▸ **The input**

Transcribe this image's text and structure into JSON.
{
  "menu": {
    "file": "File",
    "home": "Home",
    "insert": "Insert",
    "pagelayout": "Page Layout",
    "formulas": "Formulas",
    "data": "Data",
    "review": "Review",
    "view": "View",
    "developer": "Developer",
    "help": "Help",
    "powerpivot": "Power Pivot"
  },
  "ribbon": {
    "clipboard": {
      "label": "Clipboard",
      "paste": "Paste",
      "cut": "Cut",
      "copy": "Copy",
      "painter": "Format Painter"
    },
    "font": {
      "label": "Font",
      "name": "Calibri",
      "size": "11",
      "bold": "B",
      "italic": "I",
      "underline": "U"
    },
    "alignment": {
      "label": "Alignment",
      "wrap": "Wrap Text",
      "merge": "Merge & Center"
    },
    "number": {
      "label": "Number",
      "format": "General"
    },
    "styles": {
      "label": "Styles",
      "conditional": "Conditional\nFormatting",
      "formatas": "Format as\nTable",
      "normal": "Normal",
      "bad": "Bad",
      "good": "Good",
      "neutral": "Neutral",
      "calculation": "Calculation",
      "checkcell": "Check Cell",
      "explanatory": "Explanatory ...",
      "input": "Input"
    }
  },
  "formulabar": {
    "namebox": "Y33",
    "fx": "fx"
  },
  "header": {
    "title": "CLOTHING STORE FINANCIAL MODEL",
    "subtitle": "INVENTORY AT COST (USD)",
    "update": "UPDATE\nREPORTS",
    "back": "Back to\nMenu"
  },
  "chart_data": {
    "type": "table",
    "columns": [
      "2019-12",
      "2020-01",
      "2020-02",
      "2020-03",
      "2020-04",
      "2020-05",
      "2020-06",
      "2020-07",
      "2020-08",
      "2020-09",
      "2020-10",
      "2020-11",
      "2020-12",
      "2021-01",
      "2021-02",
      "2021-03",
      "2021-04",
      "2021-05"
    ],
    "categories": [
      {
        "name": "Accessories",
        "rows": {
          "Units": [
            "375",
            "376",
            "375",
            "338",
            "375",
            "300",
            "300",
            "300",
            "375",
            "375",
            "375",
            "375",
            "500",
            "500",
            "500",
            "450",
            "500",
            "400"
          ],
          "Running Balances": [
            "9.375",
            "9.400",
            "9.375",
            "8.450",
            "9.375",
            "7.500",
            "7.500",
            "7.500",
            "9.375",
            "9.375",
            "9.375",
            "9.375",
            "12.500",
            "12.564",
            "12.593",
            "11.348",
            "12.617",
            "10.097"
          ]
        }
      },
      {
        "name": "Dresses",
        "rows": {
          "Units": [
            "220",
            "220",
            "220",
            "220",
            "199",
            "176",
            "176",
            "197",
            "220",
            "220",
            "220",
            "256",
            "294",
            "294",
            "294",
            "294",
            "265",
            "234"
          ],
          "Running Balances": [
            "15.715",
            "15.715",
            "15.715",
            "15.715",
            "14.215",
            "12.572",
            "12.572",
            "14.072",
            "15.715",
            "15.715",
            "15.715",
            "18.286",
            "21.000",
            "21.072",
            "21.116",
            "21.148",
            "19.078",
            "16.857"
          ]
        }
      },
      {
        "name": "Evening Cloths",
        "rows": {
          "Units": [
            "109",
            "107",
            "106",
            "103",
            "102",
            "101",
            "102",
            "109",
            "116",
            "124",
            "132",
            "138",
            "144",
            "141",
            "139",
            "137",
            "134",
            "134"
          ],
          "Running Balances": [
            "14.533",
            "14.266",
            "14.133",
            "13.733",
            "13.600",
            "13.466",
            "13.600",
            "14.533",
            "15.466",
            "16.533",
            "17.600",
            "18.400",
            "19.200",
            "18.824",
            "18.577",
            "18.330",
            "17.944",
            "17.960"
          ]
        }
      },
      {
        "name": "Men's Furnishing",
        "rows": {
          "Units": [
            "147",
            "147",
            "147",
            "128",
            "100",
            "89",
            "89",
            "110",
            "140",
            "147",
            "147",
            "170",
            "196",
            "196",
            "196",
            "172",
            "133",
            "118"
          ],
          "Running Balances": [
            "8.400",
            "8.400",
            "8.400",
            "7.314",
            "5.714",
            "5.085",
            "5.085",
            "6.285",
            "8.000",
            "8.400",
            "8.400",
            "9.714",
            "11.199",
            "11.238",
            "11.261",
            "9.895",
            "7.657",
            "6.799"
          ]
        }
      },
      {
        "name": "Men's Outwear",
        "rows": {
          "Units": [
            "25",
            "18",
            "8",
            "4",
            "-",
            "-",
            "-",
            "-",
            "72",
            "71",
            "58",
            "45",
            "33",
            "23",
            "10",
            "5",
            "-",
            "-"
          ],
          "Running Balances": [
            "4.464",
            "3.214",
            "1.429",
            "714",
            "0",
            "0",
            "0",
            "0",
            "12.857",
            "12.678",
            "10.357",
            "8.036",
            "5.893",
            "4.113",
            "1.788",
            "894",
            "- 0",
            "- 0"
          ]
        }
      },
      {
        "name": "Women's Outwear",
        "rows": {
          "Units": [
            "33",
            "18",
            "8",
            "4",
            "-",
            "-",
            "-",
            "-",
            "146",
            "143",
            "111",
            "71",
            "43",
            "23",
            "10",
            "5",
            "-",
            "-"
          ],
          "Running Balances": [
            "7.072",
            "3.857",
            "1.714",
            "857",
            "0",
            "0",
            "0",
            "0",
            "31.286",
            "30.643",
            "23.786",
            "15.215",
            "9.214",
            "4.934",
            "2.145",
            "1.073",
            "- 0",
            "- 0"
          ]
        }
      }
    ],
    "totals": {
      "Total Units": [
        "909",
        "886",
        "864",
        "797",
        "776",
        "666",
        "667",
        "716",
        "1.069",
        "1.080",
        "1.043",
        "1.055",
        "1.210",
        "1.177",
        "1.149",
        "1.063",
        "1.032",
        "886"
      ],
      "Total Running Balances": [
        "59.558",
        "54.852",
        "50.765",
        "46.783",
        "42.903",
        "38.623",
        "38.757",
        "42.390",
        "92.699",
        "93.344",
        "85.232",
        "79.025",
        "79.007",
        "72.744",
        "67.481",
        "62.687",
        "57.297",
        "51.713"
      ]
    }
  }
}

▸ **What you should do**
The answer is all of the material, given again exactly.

▸ **Task answer**
Transcribe this image's text and structure into JSON.
{
  "menu": {
    "file": "File",
    "home": "Home",
    "insert": "Insert",
    "pagelayout": "Page Layout",
    "formulas": "Formulas",
    "data": "Data",
    "review": "Review",
    "view": "View",
    "developer": "Developer",
    "help": "Help",
    "powerpivot": "Power Pivot"
  },
  "ribbon": {
    "clipboard": {
      "label": "Clipboard",
      "paste": "Paste",
      "cut": "Cut",
      "copy": "Copy",
      "painter": "Format Painter"
    },
    "font": {
      "label": "Font",
      "name": "Calibri",
      "size": "11",
      "bold": "B",
      "italic": "I",
      "underline": "U"
    },
    "alignment": {
      "label": "Alignment",
      "wrap": "Wrap Text",
      "merge": "Merge & Center"
    },
    "number": {
      "label": "Number",
      "format": "General"
    },
    "styles": {
      "label": "Styles",
      "conditional": "Conditional\nFormatting",
      "formatas": "Format as\nTable",
      "normal": "Normal",
      "bad": "Bad",
      "good": "Good",
      "neutral": "Neutral",
      "calculation": "Calculation",
      "checkcell": "Check Cell",
      "explanatory": "Explanatory ...",
      "input": "Input"
    }
  },
  "formulabar": {
    "namebox": "Y33",
    "fx": "fx"
  },
  "header": {
    "title": "CLOTHING STORE FINANCIAL MODEL",
    "subtitle": "INVENTORY AT COST (USD)",
    "update": "UPDATE\nREPORTS",
    "back": "Back to\nMenu"
  },
  "chart_data": {
    "type": "table",
    "columns": [
      "2019-12",
      "2020-01",
      "2020-02",
      "2020-03",
      "2020-04",
      "2020-05",
      "2020-06",
      "2020-07",
      "2020-08",
      "2020-09",
      "2020-10",
      "2020-11",
      "2020-12",
      "2021-01",
      "2021-02",
      "2021-03",
      "2021-04",
      "2021-05"
    ],
    "categories": [
      {
        "name": "Accessories",
        "rows": {
          "Units": [
            "375",
            "376",
            "375",
            "338",
            "375",
            "300",
            "300",
            "300",
            "375",
            "375",
            "375",
            "375",
            "500",
            "500",
            "500",
            "450",
            "500",
            "400"
          ],
          "Running Balances": [
            "9.375",
            "9.400",
            "9.375",
            "8.450",
            "9.375",
            "7.500",
            "7.500",
            "7.500",
            "9.375",
            "9.375",
            "9.375",
            "9.375",
            "12.500",
            "12.564",
            "12.593",
            "11.348",
            "12.617",
            "10.097"
          ]
        }
      },
      {
        "name": "Dresses",
        "rows": {
          "Units": [
            "220",
            "220",
            "220",
            "220",
            "199",
            "176",
            "176",
            "197",
            "220",
            "220",
            "220",
            "256",
            "294",
            "294",
            "294",
            "294",
            "265",
            "234"
          ],
          "Running Balances": [
            "15.715",
            "15.715",
            "15.715",
            "15.715",
            "14.215",
            "12.572",
            "12.572",
            "14.072",
            "15.715",
            "15.715",
            "15.715",
            "18.286",
            "21.000",
            "21.072",
            "21.116",
            "21.148",
            "19.078",
            "16.857"
          ]
        }
      },
      {
        "name": "Evening Cloths",
        "rows": {
          "Units": [
            "109",
            "107",
            "106",
            "103",
            "102",
            "101",
            "102",
            "109",
            "116",
            "124",
            "132",
            "138",
            "144",
            "141",
            "139",
            "137",
            "134",
            "134"
          ],
          "Running Balances": [
            "14.533",
            "14.266",
            "14.133",
            "13.733",
            "13.600",
            "13.466",
            "13.600",
            "14.533",
            "15.466",
            "16.533",
            "17.600",
            "18.400",
            "19.200",
            "18.824",
            "18.577",
            "18.330",
            "17.944",
            "17.960"
          ]
        }
      },
      {
        "name": "Men's Furnishing",
        "rows": {
          "Units": [
            "147",
            "147",
            "147",
            "128",
            "100",
            "89",
            "89",
            "110",
            "140",
            "147",
            "147",
            "170",
            "196",
            "196",
            "196",
            "172",
            "133",
            "118"
          ],
          "Running Balances": [
            "8.400",
            "8.400",
            "8.400",
            "7.314",
            "5.714",
            "5.085",
            "5.085",
            "6.285",
            "8.000",
            "8.400",
            "8.400",
            "9.714",
            "11.199",
            "11.238",
            "11.261",
            "9.895",
            "7.657",
            "6.799"
          ]
        }
      },
      {
        "name": "Men's Outwear",
        "rows": {
          "Units": [
            "25",
            "18",
            "8",
            "4",
            "-",
            "-",
            "-",
            "-",
            "72",
            "71",
            "58",
            "45",
            "33",
            "23",
            "10",
            "5",
            "-",
            "-"
          ],
          "Running Balances": [
            "4.464",
            "3.214",
            "1.429",
            "714",
            "0",
            "0",
            "0",
            "0",
            "12.857",
            "12.678",
            "10.357",
            "8.036",
            "5.893",
            "4.113",
            "1.788",
            "894",
            "- 0",
            "- 0"
          ]
        }
      },
      {
        "name": "Women's Outwear",
        "rows": {
          "Units": [
            "33",
            "18",
            "8",
            "4",
            "-",
            "-",
            "-",
            "-",
            "146",
            "143",
            "111",
            "71",
            "43",
            "23",
            "10",
            "5",
            "-",
            "-"
          ],
          "Running Balances": [
            "7.072",
            "3.857",
            "1.714",
            "857",
            "0",
            "0",
            "0",
            "0",
            "31.286",
            "30.643",
            "23.786",
            "15.215",
            "9.214",
            "4.934",
            "2.145",
            "1.073",
            "- 0",
            "- 0"
          ]
        }
      }
    ],
    "totals": {
      "Total Units": [
        "909",
        "886",
        "864",
        "797",
        "776",
        "666",
        "667",
        "716",
        "1.069",
        "1.080",
        "1.043",
        "1.055",
        "1.210",
        "1.177",
        "1.149",
        "1.063",
        "1.032",
        "886"
      ],
      "Total Running Balances": [
        "59.558",
        "54.852",
        "50.765",
        "46.783",
        "42.903",
        "38.623",
        "38.757",
        "42.390",
        "92.699",
        "93.344",
        "85.232",
        "79.025",
        "79.007",
        "72.744",
        "67.481",
        "62.687",
        "57.297",
        "51.713"
      ]
    }
  }
}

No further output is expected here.